I'm sitting here in my hotel room in Jacksonville, FL getting ready to jump on a plane to head home to Burbank after a long 17 days on the road. We just started filming our new season of #GinormousFood, and though I had a blast and love doing it, these long road trips always tend to get a little exhausting for everyone.
The best way I can explain filming a show like ours is that it's just like a vacation or summer camp: You look forward to it all year, and love every minute of it, and at the end you're ready to go home. The minute you get home, you immediately miss all of your friends and the fun things you got to do. Real life settles back in, and you start to plan your next trip, summer camp experience, or in this case, our next shoot that begins in two weeks.
When actors and entertainers win awards, you'll often hear them exclaim about how great their team is, or how great everyone that worked on the project is, and if you're like me you'll often roll your eyes. You know all workplaces have drama, conflict, and things that just plain suck, and you'll be damned if you let the Hollywood elite tell you otherwise. Now that we've put 11 episodes behind us in the filming process, I feel like I get the sentiment.
Working on TV or film is a different beast. It's not the glamour of late night TV interviews and red carpets that many think - this thing is like construction, project management, a travel agency, and theatre all in one. Our crew is 8 people at any given time - 3 technical (2 cameras, and 1 sound), 3 creative (director, myself, and culinary producer), an Associate Producer (the person that literally plans and executes EVERYTHING associated with filming), and a Production Assistant (person that literally helps with all of the above and everything else). This doesn't even include all of the creative people back at the office that build our stories, edit our episodes, color correct, etc. The list goes on forever.
I think back to a little over a year ago, when I got a random email from a production company that wanted to speak to me about hosting a show. I didn't know what to think at first. My first instinct was that someone was trolling me, and there was no show and no production company. 18 months later, with a lot of people that believe in me, and a TON of hard work from those people, we're in our 2nd run of a blast of a TV show with amazing people.
When you're on the road, and you're all doing a job that you know can end at any minute, there's a bond that forms that's hard to explain. It's like you're all on a rollercoaster that you know might be your last, and the mortality around that experiences pushes you closer to your companions. You care more about their families than anyone else you've worked with. You hug them tighter, you listen to them more intently. When they have a bad day, you have a bad day, and when they are happy, you are happy. It's the inevitable trauma that we all know will come some day that builds that love. It really helps put things in perspective. In the colosseum of TV, even the greatest of shows and champions will die at some point, like real death; it's imminent and unavoidable.

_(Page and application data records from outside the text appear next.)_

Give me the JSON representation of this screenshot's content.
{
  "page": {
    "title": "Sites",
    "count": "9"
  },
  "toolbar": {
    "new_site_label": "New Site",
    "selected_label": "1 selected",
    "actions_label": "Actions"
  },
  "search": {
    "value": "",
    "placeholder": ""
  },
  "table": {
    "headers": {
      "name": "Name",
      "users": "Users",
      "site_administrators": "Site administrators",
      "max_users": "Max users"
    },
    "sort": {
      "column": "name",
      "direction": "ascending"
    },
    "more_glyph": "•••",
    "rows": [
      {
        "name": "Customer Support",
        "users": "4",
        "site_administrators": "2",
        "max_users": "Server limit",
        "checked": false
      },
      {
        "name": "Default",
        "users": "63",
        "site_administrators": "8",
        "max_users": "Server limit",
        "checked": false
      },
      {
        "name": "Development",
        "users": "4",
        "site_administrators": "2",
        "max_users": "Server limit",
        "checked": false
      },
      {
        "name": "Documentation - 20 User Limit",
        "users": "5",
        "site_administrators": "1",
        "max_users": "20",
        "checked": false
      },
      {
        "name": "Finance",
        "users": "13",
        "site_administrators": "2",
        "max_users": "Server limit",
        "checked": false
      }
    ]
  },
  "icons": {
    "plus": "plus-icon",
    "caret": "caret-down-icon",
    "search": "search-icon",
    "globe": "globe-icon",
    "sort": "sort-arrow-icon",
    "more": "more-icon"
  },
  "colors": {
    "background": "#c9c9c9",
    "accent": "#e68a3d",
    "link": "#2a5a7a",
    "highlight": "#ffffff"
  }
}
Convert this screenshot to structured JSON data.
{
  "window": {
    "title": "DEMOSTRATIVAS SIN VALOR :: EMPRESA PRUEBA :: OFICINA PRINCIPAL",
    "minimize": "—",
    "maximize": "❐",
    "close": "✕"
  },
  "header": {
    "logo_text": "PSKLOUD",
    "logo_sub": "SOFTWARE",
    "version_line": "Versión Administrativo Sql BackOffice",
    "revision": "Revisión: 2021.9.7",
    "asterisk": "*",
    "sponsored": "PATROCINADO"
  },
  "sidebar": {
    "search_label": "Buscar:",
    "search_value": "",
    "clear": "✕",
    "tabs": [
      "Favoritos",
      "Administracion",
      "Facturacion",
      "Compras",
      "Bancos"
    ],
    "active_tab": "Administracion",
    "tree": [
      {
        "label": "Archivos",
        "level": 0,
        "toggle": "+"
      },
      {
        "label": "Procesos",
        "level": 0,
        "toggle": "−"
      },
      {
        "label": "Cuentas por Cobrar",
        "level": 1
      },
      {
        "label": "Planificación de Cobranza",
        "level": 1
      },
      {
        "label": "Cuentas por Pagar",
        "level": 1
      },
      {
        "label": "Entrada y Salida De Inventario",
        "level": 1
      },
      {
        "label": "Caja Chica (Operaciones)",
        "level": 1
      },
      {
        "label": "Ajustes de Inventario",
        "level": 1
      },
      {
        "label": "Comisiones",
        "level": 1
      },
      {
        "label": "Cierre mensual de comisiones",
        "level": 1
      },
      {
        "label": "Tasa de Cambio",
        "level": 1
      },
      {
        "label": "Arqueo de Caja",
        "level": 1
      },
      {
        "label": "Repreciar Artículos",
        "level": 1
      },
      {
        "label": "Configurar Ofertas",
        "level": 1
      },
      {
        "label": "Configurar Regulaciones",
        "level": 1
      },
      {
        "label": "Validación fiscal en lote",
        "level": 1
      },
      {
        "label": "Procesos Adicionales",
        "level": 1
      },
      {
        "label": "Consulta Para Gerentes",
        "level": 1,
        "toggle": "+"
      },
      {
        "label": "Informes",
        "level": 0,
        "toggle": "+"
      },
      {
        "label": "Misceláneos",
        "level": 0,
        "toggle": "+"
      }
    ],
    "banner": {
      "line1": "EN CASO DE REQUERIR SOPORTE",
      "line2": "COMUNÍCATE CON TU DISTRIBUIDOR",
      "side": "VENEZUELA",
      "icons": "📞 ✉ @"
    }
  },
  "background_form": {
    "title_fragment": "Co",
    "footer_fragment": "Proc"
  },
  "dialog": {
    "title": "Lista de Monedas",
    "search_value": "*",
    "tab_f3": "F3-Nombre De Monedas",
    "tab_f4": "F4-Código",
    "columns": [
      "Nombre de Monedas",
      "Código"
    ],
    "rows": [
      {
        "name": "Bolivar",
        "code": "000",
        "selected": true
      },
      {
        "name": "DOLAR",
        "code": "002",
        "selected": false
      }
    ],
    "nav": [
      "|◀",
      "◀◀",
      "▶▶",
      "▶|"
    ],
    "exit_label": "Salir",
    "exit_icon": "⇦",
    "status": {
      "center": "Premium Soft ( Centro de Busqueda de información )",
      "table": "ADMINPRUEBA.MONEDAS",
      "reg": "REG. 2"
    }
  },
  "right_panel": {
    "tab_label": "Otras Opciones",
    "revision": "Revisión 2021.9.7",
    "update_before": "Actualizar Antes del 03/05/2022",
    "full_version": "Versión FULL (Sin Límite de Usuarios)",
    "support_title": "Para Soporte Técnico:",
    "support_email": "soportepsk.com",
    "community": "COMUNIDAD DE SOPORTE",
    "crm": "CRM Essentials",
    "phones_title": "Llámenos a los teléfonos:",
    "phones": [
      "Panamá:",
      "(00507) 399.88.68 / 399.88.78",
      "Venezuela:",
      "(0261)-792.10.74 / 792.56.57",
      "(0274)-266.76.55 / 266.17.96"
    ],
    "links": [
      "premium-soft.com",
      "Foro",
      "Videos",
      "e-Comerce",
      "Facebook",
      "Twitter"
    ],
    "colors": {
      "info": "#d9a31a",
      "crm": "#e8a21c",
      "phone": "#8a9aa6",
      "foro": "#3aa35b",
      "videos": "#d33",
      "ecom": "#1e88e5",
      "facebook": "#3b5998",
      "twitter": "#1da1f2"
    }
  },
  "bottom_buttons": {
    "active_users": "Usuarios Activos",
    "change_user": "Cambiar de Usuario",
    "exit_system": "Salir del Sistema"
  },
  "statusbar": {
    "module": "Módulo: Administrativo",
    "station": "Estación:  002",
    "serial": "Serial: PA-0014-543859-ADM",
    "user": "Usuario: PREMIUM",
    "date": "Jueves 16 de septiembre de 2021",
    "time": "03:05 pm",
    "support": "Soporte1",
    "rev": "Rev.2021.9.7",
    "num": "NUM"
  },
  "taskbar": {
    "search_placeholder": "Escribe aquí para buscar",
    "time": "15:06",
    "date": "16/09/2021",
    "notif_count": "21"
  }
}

It's not all doom and gloom though, so I want to be clear. There's a freedom with that understanding that allows us to create, and be free, and behave like fools and children, and play pranks, and try to do something different every day. I'm incredibly grateful for this experience, and I couldn't be working with better people.
(If you're still reading this, thanks! I know this is a long one, but it's been a while, so strap in)
This opportunity for me didn't come out of "making the right friends" or "rubbing elbows" with the right people. I honestly detest that shit. I try to live as genuinely as possible, and with the best of intentions. I wasn't born into a connected family. When I moved to LA as a comedian, no one "took me under their wing." I just decided at one point that I was going to do this, and I did. And I got very, very lucky.
We live in an amazing time. You can make your own movies with some light stands, an iPhone, and some innovative friends. The days of "who you know" is dead. Does it still help? Probably, but everyone I know that got on that way, has fallen off because they don't have real respect or appreciation for the luck that it still takes, and they don't make the most of those chances. I spent a lot of time putting in the work on things that people didn't think mattered: I worked social media every day vs. doing 5 minute open mic sets because I thought it was a way to reach more people. I wrote scripts that nobody would read for years, because I wanted to know that I could do it, and I wanted to have something for someone to read if they ever asked. I spent the last 4 years preparing for luck to come, and when it did, I was ready.
That's all you can do. I said it for years as a leader in the corporate world, but it really is true:
Focus on what YOU can control. Everything else is just noise.
Make your own content. Find your own fans. Rinse, repeat. Don't spend time trying to pander to agents, or agencies, or managers. People ask me all of the time now to refer them to managers or agents now that I have them, but think of it this way: Would you ask me to refer customers to you before your deli is open for business? Before your business is strong enough to retain customers? Before you have your shit together? Once you get there, you won't need anyone's recommendation. That word of mouth will travel fast, and people that want sandwiches will find you.
Don't worry about who's giving you recognition amongst your peer community. I spent way too much time craving respect from people I look up to, only to find out that they're as much or more lost than I am when it comes to the next steps.
Do it (whatever "it" is for you) because it makes you happy, and prepare to commit your life to it. If that's not enough to do it, then maybe you're not ready to be your own boss and put yourself out there. That's OK too.
If you have a talent, or a product, or a service that people like, admire, or want, YOU WILL SUCCEED. It's as inevitable as death or cancellation. Enjoy it all while it's here.